Two years ago, Think Like a Man succeeded because of the deliriously funny Kevin Hart and a flimsy but effective storytelling gimmick that used Steve Harvey's best-selling relationship book to frame the war between the sexes. Five African-American or mixed-race couples ultimately found love after Harvey's romantic playbook leveled the battlefield. Nevermind that the message of the movie seemed to be that men are dogs and the best way to bring them to heel is for women to act like their mothers.
Think Like a Man Too catches up on the couples' relationships as they all get together in Las Vegas for the wedding of their most schmoopy couple, Candace (Regina Hall) and Michael (Terrence Jenkins), the idealistic fellow with the domineering mother from hell. Harvey's book of wisdom is left at home this time. The guys re-enact The Hangover hijinks while the ladies enjoy shenanigans familiar to anyone who saw Bridesmaids (Even Wendi McClendon-Covey is along for the girls-night-out).
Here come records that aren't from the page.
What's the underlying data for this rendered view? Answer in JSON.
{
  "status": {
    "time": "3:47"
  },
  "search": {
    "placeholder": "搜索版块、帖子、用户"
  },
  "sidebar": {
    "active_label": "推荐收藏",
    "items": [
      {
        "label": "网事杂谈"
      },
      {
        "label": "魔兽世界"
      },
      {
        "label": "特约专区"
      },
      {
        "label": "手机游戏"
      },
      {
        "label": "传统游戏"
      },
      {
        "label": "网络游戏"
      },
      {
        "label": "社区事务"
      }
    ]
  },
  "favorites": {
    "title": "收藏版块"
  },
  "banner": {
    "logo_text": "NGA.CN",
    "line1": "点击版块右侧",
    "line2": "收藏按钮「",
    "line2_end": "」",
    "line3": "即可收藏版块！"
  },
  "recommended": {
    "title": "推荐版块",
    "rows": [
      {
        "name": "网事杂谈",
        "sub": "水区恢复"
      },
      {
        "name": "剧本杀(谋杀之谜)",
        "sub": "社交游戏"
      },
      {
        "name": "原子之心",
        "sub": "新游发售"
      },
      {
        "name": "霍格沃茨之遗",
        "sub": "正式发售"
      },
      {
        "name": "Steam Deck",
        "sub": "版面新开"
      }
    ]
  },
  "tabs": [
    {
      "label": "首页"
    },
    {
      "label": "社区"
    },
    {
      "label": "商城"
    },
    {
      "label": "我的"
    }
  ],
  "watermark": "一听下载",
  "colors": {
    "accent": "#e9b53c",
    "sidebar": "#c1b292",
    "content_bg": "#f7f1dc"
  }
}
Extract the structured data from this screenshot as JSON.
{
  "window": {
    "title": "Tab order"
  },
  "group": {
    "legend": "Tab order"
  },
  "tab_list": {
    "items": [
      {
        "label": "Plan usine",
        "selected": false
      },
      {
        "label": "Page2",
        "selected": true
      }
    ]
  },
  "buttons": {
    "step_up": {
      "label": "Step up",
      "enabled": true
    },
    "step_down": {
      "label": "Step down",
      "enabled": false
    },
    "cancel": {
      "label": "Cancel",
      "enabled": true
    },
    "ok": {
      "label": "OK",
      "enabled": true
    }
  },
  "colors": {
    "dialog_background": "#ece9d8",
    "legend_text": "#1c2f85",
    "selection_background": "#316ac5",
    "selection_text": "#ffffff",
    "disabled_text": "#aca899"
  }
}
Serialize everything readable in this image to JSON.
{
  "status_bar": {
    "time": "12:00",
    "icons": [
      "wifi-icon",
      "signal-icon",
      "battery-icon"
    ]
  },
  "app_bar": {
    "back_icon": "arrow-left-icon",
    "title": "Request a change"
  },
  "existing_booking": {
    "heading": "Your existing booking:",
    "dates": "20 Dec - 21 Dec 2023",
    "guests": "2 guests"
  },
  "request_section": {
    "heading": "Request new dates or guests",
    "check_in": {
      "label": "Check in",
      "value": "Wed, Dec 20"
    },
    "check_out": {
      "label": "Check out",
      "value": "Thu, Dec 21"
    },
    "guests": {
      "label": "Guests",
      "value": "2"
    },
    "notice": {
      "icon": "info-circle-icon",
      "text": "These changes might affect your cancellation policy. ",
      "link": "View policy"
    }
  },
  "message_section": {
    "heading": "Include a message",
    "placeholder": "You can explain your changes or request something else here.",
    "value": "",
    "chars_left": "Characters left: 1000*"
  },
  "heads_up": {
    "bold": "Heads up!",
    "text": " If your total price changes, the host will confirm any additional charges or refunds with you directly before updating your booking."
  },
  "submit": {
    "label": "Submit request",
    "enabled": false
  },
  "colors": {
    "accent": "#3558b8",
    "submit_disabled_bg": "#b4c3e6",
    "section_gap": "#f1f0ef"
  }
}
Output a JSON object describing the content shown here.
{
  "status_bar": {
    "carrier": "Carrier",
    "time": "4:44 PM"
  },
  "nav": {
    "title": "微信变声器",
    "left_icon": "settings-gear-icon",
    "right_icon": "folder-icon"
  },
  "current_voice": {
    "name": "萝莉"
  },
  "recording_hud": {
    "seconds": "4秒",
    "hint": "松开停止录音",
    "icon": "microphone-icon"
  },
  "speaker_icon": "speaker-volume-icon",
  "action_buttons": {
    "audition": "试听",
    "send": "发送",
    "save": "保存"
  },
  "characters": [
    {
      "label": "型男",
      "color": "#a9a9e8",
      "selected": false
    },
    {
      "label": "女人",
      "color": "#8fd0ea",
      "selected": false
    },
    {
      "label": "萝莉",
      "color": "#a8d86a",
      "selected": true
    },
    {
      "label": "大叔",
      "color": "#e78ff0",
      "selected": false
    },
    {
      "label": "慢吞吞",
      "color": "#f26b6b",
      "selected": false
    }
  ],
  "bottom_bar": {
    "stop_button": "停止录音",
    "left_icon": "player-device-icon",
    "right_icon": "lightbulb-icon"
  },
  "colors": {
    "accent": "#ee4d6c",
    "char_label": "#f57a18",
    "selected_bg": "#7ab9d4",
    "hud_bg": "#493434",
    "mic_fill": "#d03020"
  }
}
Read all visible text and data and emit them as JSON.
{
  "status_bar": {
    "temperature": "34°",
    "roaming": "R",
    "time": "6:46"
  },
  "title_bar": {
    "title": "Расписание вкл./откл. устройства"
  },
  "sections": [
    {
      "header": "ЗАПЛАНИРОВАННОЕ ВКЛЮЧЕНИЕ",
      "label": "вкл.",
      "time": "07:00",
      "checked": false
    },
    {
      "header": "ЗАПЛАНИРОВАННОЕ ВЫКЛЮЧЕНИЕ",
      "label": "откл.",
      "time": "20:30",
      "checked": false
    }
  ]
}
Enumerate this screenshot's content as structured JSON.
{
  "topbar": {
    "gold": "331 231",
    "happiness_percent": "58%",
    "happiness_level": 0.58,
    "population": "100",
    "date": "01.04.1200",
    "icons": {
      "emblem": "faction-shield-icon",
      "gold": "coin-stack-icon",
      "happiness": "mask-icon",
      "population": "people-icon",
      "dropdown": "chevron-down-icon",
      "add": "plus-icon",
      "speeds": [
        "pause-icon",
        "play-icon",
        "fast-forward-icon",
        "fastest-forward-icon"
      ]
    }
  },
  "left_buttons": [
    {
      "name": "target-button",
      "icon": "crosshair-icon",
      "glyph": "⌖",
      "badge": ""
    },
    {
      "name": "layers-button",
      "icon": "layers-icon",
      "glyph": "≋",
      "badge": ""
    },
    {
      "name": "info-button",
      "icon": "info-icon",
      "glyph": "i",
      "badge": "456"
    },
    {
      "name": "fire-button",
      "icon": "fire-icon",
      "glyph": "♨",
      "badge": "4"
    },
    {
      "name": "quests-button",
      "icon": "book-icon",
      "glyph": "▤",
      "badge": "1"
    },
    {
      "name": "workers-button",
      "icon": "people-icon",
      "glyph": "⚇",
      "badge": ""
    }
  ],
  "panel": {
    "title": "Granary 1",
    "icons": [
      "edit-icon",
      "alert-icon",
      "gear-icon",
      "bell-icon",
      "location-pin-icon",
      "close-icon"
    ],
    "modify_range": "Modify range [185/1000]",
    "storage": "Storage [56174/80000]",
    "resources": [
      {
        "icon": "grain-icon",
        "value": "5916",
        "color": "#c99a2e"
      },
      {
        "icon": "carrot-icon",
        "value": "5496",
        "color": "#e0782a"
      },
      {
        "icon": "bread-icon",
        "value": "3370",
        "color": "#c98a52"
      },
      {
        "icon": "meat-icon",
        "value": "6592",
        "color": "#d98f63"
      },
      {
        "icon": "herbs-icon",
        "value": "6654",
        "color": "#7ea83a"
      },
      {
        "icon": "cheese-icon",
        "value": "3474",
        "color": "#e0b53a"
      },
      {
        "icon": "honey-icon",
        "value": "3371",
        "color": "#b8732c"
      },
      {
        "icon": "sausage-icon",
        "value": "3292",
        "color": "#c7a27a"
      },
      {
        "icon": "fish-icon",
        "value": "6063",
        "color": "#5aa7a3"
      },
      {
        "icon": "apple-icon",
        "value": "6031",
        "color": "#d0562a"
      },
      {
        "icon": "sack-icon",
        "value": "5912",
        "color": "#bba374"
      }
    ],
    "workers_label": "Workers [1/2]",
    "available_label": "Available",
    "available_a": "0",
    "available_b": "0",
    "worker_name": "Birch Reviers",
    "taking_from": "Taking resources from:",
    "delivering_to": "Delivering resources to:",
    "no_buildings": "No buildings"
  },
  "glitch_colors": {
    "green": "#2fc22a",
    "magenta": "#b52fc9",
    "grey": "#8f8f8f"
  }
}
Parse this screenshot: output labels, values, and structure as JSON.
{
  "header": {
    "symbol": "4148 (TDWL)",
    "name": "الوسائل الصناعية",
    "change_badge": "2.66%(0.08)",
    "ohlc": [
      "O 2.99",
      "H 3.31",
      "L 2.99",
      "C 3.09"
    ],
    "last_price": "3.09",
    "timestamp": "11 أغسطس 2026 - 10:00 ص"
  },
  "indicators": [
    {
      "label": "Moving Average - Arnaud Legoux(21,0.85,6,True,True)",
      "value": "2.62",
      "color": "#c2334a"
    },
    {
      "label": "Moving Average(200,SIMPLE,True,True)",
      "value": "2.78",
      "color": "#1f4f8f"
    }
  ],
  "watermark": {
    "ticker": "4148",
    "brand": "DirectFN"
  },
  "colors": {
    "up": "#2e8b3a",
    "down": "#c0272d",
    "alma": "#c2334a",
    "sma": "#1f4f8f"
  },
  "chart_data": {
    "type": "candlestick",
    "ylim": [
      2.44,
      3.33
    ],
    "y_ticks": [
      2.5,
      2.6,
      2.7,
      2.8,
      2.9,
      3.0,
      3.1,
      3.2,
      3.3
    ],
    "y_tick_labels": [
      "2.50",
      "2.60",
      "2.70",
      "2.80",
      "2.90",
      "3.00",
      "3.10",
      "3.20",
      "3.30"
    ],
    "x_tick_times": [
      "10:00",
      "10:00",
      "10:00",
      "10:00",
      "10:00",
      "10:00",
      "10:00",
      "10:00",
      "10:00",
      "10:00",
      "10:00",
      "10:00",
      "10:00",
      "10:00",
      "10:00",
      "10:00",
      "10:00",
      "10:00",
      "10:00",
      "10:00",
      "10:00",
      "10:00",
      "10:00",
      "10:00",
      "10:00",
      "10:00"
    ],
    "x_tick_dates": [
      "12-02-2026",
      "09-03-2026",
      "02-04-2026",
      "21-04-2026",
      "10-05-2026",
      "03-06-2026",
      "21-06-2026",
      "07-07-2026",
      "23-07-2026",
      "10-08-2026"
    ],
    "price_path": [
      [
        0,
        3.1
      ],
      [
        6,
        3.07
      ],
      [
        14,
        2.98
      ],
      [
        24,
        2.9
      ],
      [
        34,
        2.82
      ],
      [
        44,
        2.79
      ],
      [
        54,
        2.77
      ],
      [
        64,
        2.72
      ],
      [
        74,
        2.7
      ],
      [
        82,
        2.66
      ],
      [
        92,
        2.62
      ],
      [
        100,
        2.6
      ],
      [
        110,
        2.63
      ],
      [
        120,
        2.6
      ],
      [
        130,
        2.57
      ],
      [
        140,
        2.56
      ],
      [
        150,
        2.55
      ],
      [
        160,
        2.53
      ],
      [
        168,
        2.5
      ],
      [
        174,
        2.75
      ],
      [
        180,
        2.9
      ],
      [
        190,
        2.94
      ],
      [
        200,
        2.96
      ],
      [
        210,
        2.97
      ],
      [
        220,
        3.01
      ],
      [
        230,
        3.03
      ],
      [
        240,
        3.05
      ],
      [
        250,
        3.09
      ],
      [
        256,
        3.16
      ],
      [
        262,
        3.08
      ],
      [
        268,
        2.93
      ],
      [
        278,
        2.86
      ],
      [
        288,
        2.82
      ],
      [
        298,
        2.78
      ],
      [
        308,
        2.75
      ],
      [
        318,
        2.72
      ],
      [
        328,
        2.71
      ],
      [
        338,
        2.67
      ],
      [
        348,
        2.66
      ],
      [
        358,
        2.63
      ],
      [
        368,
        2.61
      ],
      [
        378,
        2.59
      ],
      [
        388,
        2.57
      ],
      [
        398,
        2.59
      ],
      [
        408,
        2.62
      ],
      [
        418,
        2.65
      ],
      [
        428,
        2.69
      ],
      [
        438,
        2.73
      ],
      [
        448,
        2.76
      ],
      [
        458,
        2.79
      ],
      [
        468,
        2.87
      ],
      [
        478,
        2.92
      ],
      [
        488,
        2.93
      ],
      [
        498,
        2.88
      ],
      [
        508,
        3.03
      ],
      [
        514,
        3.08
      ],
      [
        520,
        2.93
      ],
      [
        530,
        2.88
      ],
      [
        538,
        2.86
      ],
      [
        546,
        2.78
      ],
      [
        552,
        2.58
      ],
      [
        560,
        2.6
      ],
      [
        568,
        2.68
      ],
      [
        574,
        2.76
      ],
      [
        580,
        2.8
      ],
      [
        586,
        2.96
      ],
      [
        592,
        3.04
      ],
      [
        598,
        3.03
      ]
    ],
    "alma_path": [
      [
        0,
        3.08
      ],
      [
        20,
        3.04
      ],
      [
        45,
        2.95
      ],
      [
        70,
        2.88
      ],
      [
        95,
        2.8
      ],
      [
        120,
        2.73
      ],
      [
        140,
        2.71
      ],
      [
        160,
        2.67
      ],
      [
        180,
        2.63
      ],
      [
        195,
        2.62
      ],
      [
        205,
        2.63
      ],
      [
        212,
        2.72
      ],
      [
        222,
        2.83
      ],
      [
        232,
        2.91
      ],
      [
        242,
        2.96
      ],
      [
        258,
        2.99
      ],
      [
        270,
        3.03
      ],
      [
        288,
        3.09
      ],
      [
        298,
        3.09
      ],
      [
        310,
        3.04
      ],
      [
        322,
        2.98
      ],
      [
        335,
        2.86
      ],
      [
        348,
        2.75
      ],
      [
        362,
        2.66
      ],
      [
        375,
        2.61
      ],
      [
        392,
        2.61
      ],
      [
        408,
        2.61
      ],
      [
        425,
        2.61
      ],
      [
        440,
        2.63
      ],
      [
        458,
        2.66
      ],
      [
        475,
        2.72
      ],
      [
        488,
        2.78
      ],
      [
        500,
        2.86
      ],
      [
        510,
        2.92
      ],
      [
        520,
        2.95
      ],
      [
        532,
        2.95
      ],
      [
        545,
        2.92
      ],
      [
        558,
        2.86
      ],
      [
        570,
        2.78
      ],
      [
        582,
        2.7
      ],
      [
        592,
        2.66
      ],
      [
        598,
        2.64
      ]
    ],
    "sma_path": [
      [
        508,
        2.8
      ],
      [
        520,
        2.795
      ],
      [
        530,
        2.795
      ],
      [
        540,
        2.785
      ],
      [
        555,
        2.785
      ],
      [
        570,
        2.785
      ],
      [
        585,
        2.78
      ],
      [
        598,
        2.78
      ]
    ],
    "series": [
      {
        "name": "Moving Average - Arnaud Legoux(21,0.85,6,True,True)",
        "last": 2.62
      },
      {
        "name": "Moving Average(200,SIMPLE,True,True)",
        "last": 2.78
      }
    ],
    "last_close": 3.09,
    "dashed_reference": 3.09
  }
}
Lacking any real game plan other than to test each relationship with commonplace conflicts related to parenting, competing careers, and commitment the film instead doubles-down on Hart, a Tasmanian devil of a performer who can make almost anything funny. Hart, an NBA basketball fan, will understand when I compare his performance to Carmelo Anthony of the woeful New York Knicks. He's so far superior to everything else in the movie that his ''teammates'' just stand around and watch him. Hart has to deliver a spectacular highlight every time he touches the ball for this movie to have any chance, and as a result, he takes some ill-advised shots. In several instances, you can sense that director Tim Story simply rolled the proverbial ball out to Hart on the court and called the play: Make it funny. Hart scores occasionally, but Think Like a Man Too loses by double digits. C–